IRS Using AI To Monitor Tax Compliance
Meanwhile, the IRS is increasingly relying on machine learning and data analytics to study a rich supply of data in efforts to detect tax evasion, respond to taxpayer questions and in general become more efficient, according to a recent account in the Wall Street Journal.
The IRS criminal investigations unit is using systems from Palantir Technologies, offering data mining services, to identify potential fraud cases for further inquiry. “You’d be shocked [at] how much information Palantir can provide,” stated IRS Commissioner Charles Rettig at a conference on AI and taxes held in late February 2020 at the University of California, Irvine law school.
Charles Rettig, IRS Commissioner
The information can include first name and cell phone number. And this data does not come from people who filed tax returns. “These are non-filers. There is a heat map that says where there are concentrations of these people. We have sufficient data,” Rettig stated.
Palantir has drawn attention from the community concerned with ethical use of AI. The company was founded in 2004 by Peter Thiel and others from PayPal. Initial work was for the Pentagon and the CIA in Afghanistan and Iraq, with some success helping soldiers avoid roadside bombs and track insurgents, according to a 2018 account in Bloomberg.
The Department of Health and Human Services has used Palantir to detect Medicare frauds. The FBI uses it for criminal investigations. The Department of Homeland Security deployed it to screen travelers and keep tabs on immigrants. Police and sheriff’s departments in New York, New Orleans, Chicago and Los Angeles have also used it, such as for digital dragnets of people. More famously, Cambridge Analytica, the political consulting firm that worked for Donald Trump’s 2016 presidential campaign, testified to the British Parliament that a Palantir employee had helped in use of the personal data of up to 87 million Facebook users. Cambridge Analytica used the data to develop psychographic profiles of individual voters. Palantir said the employee was working with Cambridge Analytica on his own time; the company has a policy against working on political campaigns.
Today the company is winning deals connected to fighting the coronavirus. Palantir has sold its technology to the Centers for Disease Control and Prevention (CDC), to help monitor what masks ventilators and staff hospitals require to fight the coronavirus pandemic, according to a recent account in Forbes.
The US Coast Guard recently acquired a Palantir system under a procurement for a “Readiness System in response to the COVID-19 pandemic.” It was not made clear what the mission was or how Palantir would be employed.
IRS efforts are still in an early stage, as the agency struggles with its legacy technology.
Federal Government AI Community of Practice Growing
The commitment to AI by the entire federal government was given a boost just over a year ago with the signing of an Executive Order by President Donald Trump calling for the US to maintain its leadership in AI. This would be accomplished in part with a government-wide strategy to collaborate and engage with the private sector, academic, the public and international partners.
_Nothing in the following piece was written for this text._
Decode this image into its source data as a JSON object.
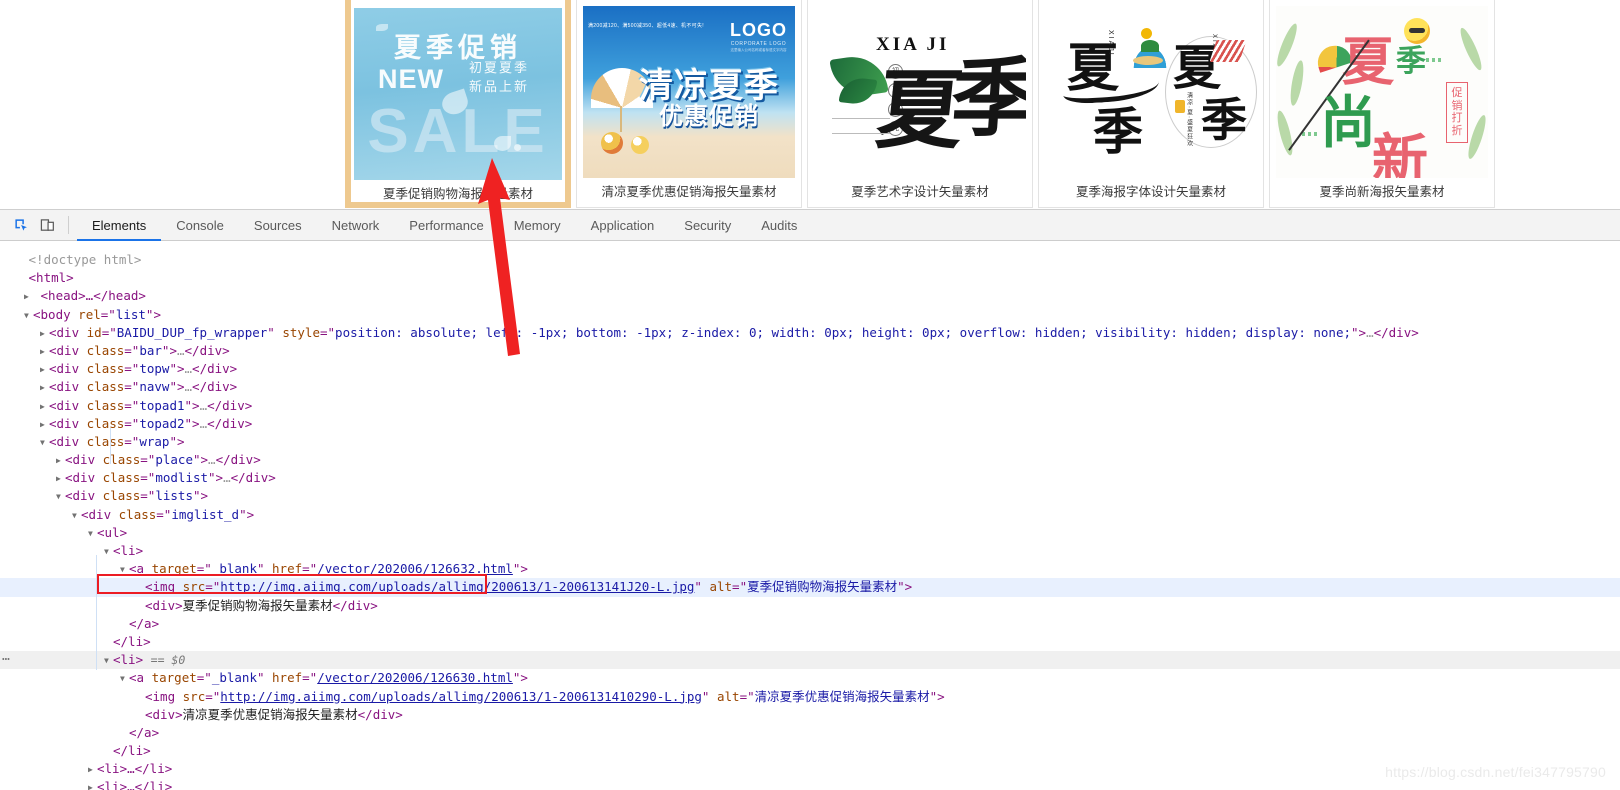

This has led to the Office and Management and Budget and the General Services Administration to create an AI community of practice, to help agencies take advantage of current and foreseen AI and machine learning technologies. The community of practice, which started in November, is now 400 members strong from 26 agencies, according to a recent account in Federal News Network.
Among the goals of the AI community of practice is to create a searchable “use case repository” that would provide agencies examples of where agencies have successfully deployed AI for customer experience, human resources, advanced cybersecurity and business processes.
Creating a roadmap that focuses on AI projects that combine the highest value, good timing and available necessary data, suggested Eric Forseter, the general manager for the public sector at DataRobot, which offers an automated machine learning system. “The data is never going to be perfect,” he stated. When you use software that can automate machine learning, you can enable people who are your mission critical staff but not necessarily data scientists.”